#### Problem to work on:
Please look for the string "finition" below and report every line in which it occurs.
[Source data — start]
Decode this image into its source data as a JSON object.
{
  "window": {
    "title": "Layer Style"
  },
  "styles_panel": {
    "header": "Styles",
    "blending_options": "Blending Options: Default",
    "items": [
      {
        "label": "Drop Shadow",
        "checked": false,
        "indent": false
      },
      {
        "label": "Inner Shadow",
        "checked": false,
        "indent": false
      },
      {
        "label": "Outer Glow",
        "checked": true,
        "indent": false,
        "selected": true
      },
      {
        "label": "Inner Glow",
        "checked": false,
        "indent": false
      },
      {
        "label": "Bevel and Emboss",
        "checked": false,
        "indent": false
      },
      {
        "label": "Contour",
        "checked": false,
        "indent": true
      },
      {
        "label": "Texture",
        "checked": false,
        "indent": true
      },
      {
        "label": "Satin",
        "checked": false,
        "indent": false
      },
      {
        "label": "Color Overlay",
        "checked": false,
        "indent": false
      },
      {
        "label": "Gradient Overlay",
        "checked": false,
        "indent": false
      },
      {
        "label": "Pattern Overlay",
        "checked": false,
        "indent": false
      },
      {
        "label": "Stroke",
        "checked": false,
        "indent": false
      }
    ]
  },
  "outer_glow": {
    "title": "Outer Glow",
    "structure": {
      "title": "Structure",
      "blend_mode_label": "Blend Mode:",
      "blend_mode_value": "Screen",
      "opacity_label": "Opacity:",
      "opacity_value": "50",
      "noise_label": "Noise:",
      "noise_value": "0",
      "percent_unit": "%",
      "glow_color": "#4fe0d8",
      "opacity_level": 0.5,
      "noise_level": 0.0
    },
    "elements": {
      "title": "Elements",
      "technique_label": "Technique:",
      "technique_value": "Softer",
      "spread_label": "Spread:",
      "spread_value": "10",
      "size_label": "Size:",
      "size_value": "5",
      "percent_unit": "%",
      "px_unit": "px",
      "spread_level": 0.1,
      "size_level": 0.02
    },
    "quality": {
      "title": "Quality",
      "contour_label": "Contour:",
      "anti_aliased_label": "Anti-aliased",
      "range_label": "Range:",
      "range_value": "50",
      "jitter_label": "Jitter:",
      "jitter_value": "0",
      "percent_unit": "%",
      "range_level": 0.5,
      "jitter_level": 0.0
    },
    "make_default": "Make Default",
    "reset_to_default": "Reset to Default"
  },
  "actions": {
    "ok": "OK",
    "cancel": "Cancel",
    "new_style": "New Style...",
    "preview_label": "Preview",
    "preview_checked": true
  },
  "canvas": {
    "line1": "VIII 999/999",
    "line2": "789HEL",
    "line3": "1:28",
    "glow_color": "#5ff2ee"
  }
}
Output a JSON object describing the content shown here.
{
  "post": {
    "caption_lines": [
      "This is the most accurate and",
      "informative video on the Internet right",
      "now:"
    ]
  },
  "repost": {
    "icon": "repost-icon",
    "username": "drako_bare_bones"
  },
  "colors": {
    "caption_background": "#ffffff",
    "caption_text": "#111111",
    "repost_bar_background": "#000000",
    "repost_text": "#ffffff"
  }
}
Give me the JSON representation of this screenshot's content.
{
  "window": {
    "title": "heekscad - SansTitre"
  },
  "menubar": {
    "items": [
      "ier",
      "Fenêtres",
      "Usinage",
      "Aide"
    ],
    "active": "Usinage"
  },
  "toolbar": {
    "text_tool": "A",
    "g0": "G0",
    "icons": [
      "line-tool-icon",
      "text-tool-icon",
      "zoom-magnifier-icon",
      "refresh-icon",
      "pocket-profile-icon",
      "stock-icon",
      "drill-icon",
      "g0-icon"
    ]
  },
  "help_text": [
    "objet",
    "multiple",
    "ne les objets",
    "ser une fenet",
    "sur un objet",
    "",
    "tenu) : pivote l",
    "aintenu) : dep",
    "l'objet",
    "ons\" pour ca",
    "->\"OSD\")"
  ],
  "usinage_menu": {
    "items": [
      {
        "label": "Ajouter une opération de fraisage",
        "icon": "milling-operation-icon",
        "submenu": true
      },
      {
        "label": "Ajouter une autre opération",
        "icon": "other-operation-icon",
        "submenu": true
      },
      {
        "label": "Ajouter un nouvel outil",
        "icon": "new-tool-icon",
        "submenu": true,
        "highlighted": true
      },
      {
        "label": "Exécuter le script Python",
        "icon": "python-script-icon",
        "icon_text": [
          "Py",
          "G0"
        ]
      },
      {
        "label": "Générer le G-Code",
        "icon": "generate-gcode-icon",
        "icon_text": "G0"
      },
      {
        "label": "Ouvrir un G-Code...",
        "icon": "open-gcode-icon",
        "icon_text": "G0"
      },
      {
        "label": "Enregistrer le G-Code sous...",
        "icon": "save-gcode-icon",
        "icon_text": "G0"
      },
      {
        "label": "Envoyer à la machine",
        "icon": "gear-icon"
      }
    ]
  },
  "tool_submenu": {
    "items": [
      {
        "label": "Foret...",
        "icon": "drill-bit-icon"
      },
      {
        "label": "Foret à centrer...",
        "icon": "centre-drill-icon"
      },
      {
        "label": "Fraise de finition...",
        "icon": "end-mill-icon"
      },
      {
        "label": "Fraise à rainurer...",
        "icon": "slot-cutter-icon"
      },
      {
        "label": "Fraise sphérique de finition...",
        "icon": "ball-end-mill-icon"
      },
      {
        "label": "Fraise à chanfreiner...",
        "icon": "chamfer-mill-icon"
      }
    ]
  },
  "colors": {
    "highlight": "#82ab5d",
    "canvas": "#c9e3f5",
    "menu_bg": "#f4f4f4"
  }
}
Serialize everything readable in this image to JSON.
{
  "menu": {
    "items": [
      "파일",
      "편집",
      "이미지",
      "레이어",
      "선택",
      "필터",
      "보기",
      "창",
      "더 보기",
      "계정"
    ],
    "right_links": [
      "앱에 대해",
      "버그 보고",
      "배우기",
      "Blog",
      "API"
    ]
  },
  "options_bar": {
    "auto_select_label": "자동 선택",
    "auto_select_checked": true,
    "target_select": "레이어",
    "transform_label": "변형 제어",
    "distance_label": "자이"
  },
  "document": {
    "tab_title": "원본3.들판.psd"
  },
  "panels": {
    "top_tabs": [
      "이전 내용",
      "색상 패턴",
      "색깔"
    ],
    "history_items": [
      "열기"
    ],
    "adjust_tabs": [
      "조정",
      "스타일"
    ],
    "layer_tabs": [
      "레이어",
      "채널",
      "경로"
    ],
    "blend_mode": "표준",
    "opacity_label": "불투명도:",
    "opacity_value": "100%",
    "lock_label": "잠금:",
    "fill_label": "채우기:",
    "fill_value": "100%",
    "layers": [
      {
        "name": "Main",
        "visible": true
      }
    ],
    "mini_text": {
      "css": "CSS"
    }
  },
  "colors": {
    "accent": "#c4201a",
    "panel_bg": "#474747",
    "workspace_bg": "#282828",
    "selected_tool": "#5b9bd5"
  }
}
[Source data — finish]
#### Reply:
        "label": "Fraise de finition...",
        "label": "Fraise sphérique de finition...",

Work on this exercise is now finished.